Senate Republicans are focused on ending ObamaCare's Medicaid expansion as they draft their own version of the House's repeal legislation, Sen. John ThuneJohn Randolph ThuneSchumer sets Monday showdown on debt ceiling-government funding bill Congress facing shutdown, debt crisis with no plan B GOP warns McConnell won't blink on debt cliff MORE (R-S.D.) said Tuesday.
In an extended conversation with reporters, Thune said Republicans are working on the design of their ObamaCare repeal bill but realize the window for finding common ground isn't very wide.
"I think that [Majority Leader Mitch McConnellAddison (Mitch) Mitchell McConnellFord to bolster electric vehicle production in multi-billion dollar push On The Money — GOP blocks spending bill to kick off chaotic week in congress Overnight Health Care — Presented by Alrtia — Booster shots get bipartisan rollout MORE] will allow a certain amount of discussion, but at some point we’ll have to make decisions and we’ll have to put something out there," Thune said.
He stressed the vote will be held when they have enough support, and they're not there yet.
Similarly to the House bill, Senators want to eventually repeal the law's optional Medicaid expansion. The only question is how long the post-repeal transition period will be.
"There’s an interest among many of our members having a longer phaseout, a smoother glide path" after repealing the expansion, Thune said. "At some point you’re gonna get back to the original [reimbursement rate], it’s just a question of how quickly that happens."
The House narrowly passed the American Health Care Act earlier this month. Among many other provisions, the bill would effectively freeze enrollment in expansion states by ending the enhanced federal contribution at the end of 2017.
Expansion would be gradually rolled back starting in 2020 when states would have to pay for any newly eligible beneficiaries out of their own pockets.

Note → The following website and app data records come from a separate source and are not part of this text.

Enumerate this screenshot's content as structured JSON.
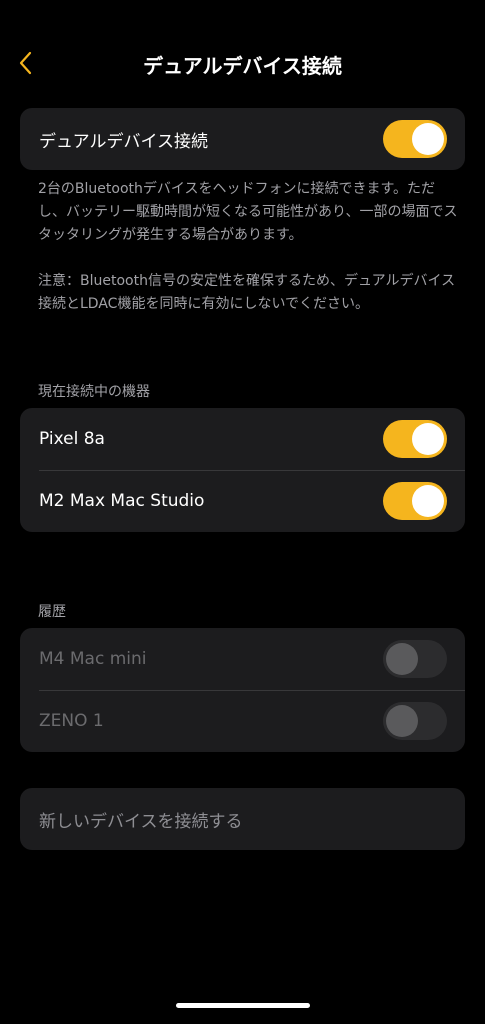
{
  "header": {
    "title": "デュアルデバイス接続",
    "back_icon": "chevron-left-icon",
    "accent_color": "#f5b51e"
  },
  "dual": {
    "label": "デュアルデバイス接続",
    "enabled": true,
    "description_1": "2台のBluetoothデバイスをヘッドフォンに接続できます。ただし、バッテリー駆動時間が短くなる可能性があり、一部の場面でスタッタリングが発生する場合があります。",
    "description_2": "注意：Bluetooth信号の安定性を確保するため、デュアルデバイス接続とLDAC機能を同時に有効にしないでください。"
  },
  "connected": {
    "header": "現在接続中の機器",
    "devices": [
      {
        "name": "Pixel 8a",
        "enabled": true
      },
      {
        "name": "M2 Max Mac Studio",
        "enabled": true
      }
    ]
  },
  "history": {
    "header": "履歴",
    "devices": [
      {
        "name": "M4 Mac mini",
        "enabled": false
      },
      {
        "name": "ZENO 1",
        "enabled": false
      }
    ]
  },
  "new_device": {
    "label": "新しいデバイスを接続する"
  }
}
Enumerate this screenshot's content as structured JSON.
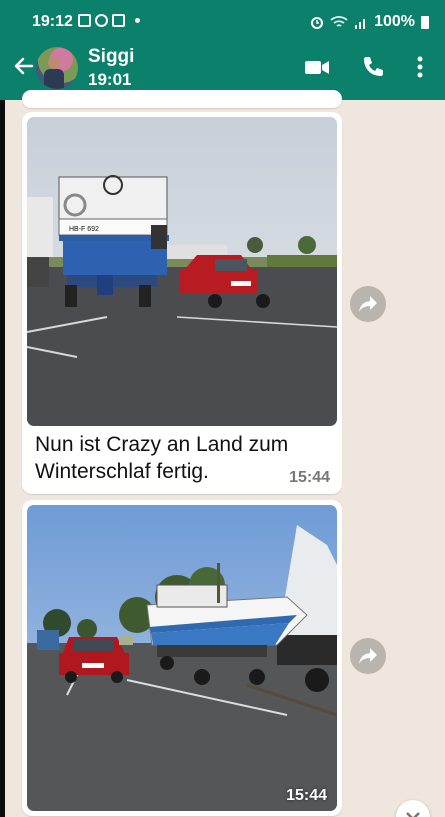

Thune said the Senate is still likely to change the bill to provide more tax credits to better help low-income people afford health insurance, but acknowledged it's still a "work in progress."
Additionally, Thune expressed support for a last-minute provision in the House bill that would allow states to opt out of certain ObamaCare essential coverage requirements. Critics attacked the provision as not protecting people with pre-existing conditions, but Thune said he liked the flexibility it gives to states.
Thune said senators want to have some sort of reinsurance program or high-risk pool to protect people with pre-existing conditions, but haven't narrowed down their options.
Jessie Hellmann contributed.